But that didn't mean that they knew what was right.
And no matter the odds, or how long it might take,
The reformers were steadfast… a difference they'd make.

They wouldn't be quiet
And they wouldn't give in
And whenever they lost, they would just start again.
They offered suggestions and wrote legislation
And some ran for office, (to the Blob's consternation).

We'll stop these reformers the Blob-grinches blustered
And what we can't stop we will just filibuster.
We'll do all we can, oh we've got a few tricks,
After all it's our business to play politics.
Against our opponents we'll spend, spend galore.
And for those who are with us, we'll spend even more.

And when it was over the Blob danced with glee
Their efforts had let to a great victory.
They'd shown the reformers, and now they could say
"Just take your reforms, now take them away."
But the parents and teachers and grandparents too,
Just smiled at the Blob, because everyone knew:
That for all of its millions and for all of its might,
The Blob had not managed to carry the fight.

No matter the money and time overspent
No matter how much their support they had lent
In state after state they had failed to defeat
The education reformers they said they would beat.

And when it was over the fact remained still,
That they couldn't be really the King of the hill.
And for all of their ranting and raving and storm
They've really done nothing to stop ed-reform.

Our thanks to the CER alum who penned this ed-reform anthem for all the families and activists out in Whoville fighting the good fight to make schools work better for all children.

Anonymous said...

There's now legislation in California requiring all home-schoolers be taught by certificated teachers.

CER should at least acknowledge that the KIPP schools in Dallas were failures and and in one year cost the district at least $45 million. And administrators were investigated and charged for all kinds of fraudulent practices including overstating enrollment and misusing funds for technology.

If reform advocates could at least acknowledge there were some expensive mistakes and abuses that occurred in ed reform, perhaps the public would be more sympathetic to their cause. They have a serious problem with building public trust.

Anonymous said...

Once again I think the public should be choosing one curriculum and not three -

a. saxon
b. sadler
c. saxon

I'm thinking you mention these three because they each encompass all grades 1 to 12. CPM is secondary only, so I don't think it solves the current problem as well as Singapore.

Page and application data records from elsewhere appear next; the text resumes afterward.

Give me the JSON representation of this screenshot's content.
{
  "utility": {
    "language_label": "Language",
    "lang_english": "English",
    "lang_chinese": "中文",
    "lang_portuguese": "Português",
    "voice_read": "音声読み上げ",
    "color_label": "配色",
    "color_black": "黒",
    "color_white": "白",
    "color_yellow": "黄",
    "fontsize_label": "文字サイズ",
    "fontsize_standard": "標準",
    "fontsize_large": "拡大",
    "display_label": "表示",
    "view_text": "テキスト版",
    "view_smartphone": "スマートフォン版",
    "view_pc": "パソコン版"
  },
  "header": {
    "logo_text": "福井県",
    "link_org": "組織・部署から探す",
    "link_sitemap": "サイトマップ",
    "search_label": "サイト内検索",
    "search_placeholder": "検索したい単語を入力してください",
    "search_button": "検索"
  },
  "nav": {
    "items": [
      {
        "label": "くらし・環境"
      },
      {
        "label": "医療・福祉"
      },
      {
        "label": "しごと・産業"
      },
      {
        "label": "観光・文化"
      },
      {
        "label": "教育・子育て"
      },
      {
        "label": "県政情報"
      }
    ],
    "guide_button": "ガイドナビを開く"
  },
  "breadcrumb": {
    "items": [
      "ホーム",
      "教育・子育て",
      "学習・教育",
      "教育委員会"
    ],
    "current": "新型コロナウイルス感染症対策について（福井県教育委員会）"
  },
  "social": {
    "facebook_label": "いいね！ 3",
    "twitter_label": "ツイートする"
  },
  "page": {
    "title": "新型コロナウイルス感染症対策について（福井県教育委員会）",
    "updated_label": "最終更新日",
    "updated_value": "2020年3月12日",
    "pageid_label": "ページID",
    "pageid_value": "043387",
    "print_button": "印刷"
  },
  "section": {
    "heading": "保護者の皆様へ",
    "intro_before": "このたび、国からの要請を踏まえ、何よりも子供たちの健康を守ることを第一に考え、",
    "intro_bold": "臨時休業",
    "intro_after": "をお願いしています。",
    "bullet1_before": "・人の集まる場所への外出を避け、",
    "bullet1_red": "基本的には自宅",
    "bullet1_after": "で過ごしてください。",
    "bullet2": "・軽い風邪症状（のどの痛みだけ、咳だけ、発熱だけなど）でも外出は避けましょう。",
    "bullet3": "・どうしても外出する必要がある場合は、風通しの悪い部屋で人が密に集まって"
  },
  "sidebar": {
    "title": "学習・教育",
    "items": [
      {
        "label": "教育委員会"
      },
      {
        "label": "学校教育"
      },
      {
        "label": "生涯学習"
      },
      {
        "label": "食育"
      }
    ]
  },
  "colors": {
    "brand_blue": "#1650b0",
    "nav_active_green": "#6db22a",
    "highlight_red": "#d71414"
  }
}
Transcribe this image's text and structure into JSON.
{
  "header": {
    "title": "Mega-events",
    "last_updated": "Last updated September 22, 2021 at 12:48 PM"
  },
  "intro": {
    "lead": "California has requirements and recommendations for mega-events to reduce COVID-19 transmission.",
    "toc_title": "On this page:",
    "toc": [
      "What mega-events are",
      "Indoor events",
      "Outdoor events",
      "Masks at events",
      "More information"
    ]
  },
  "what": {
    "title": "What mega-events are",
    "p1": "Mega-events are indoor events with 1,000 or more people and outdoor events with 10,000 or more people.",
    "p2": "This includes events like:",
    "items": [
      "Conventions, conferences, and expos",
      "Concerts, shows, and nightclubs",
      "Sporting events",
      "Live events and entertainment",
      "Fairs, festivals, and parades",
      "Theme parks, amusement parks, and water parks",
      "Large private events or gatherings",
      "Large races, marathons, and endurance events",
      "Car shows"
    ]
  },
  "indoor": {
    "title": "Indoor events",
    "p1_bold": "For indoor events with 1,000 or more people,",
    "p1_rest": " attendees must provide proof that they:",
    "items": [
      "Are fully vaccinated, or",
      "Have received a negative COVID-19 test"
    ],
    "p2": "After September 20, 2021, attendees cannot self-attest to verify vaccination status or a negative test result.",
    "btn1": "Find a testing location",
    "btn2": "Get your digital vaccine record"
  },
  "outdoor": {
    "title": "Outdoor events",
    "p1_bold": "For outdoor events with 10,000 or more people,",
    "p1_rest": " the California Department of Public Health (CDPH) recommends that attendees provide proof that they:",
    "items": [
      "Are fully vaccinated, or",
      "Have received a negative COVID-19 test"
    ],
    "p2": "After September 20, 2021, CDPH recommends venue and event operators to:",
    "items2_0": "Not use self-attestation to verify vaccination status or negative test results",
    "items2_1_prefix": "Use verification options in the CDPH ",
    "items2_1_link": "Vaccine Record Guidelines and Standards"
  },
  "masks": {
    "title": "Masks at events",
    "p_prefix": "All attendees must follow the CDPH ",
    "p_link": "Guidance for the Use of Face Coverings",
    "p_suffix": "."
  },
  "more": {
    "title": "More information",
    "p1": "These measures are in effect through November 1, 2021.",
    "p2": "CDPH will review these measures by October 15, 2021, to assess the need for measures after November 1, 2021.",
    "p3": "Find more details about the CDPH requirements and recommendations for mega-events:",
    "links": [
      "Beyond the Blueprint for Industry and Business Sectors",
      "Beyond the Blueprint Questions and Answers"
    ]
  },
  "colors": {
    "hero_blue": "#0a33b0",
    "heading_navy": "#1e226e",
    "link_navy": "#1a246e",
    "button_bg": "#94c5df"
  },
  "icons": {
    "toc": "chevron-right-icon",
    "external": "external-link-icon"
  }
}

Why can't WTM or CER actually come right out and state which curriculum they consider superior over all others. This is what should be debated. What's the solution, if its not standards-based reform.

Anonymous said...

I'm glad that Barry Garelick had you add the link showing which math programs CER supports.

Hypothetically speaking, if public schools ever got around to adapting one of those curriculums and public schools started showing substantially improved math scores, how would that change the CER's stance on education reform. Would they continue lobbying against public schools, teachers, and unions?

What is the CER's position on integrating students? Does the CER find that charter schools reflect the diversity of the community? Lets only consider the students who graduate from charters.

Have charter schools been proven to be cheaper and more effective than public schools? What comparisons have been done?

One thing that I've noticed that's startling and different about the Seattle region, since returning, are the large numbers of nontrinitarian churches being built in the region to accommodate equally large numbers of reformed christians. I can't help but think how they've influenced our school system in the region.